(Excerpts from an interface dataset)
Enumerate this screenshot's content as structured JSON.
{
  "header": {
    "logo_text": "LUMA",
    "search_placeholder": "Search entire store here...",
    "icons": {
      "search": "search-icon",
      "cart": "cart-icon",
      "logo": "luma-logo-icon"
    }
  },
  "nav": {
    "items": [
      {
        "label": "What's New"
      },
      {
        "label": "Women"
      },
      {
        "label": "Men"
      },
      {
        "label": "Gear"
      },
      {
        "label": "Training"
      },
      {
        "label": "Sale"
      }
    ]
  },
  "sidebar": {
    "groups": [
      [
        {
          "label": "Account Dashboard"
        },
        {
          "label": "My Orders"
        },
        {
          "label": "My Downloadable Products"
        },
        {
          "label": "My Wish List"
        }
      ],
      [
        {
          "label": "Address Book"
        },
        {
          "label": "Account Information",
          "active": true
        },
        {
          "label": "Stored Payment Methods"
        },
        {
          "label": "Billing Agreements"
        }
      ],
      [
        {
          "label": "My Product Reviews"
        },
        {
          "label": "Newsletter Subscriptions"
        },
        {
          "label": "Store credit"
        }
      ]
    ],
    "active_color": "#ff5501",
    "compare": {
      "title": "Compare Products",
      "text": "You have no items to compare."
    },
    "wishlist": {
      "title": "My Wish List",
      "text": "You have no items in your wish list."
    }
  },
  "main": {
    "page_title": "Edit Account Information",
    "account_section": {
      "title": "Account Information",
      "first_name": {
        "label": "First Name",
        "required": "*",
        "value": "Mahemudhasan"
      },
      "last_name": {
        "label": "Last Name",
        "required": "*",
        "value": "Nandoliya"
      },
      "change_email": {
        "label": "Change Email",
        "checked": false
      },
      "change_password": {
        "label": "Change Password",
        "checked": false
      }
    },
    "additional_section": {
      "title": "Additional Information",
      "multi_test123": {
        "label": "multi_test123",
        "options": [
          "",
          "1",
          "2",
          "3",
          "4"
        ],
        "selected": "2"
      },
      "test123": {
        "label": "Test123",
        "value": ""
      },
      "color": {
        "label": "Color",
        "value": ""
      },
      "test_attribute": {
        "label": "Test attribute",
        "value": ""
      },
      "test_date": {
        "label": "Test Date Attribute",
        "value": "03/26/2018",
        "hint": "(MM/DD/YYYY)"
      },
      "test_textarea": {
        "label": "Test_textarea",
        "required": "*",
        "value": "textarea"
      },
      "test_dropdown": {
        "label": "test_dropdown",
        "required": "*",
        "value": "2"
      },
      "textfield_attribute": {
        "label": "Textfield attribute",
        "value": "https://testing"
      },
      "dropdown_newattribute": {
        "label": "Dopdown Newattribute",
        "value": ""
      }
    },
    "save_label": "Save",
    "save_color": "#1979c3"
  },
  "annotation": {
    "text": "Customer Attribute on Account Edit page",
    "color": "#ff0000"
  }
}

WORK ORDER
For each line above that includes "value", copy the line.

SOLUTION
        "value": "Mahemudhasan"
        "value": "Nandoliya"
        "value": ""
        "value": ""
        "value": ""
        "value": "03/26/2018",
        "value": "textarea"
        "value": "2"
        "value": "https://testing"
        "value": ""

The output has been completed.